(Beginning of Provided information)

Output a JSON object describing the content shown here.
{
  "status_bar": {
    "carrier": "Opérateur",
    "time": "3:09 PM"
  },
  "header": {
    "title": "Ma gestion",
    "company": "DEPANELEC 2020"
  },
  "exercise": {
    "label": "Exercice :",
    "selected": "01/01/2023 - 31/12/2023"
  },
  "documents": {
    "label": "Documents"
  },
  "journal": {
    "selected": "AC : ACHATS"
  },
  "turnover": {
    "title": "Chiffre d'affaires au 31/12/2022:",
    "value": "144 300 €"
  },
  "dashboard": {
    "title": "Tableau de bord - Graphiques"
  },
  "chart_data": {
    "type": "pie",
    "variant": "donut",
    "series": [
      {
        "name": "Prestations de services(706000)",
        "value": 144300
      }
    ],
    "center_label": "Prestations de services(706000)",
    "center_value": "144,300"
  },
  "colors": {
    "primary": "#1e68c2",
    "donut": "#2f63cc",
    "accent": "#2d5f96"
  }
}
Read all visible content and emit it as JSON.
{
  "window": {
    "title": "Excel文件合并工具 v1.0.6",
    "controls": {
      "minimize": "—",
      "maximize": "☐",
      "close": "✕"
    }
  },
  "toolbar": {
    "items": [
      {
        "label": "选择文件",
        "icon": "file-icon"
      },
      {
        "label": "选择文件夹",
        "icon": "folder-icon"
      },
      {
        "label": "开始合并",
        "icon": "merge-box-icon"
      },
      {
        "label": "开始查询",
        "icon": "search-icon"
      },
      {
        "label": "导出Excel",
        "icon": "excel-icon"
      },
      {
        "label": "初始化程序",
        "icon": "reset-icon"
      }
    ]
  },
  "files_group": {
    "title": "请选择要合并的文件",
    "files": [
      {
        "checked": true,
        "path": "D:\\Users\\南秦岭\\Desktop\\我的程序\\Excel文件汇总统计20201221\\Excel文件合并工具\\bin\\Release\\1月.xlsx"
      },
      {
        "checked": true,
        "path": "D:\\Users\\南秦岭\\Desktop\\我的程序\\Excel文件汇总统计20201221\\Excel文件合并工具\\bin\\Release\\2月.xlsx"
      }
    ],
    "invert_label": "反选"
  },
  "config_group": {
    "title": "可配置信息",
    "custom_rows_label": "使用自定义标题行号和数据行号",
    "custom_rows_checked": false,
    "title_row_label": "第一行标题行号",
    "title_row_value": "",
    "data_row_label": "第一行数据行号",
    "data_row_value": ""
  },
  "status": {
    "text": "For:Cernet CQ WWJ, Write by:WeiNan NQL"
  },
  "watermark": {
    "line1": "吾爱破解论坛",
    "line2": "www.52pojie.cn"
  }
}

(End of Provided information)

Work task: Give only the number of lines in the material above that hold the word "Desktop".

Answer space: 2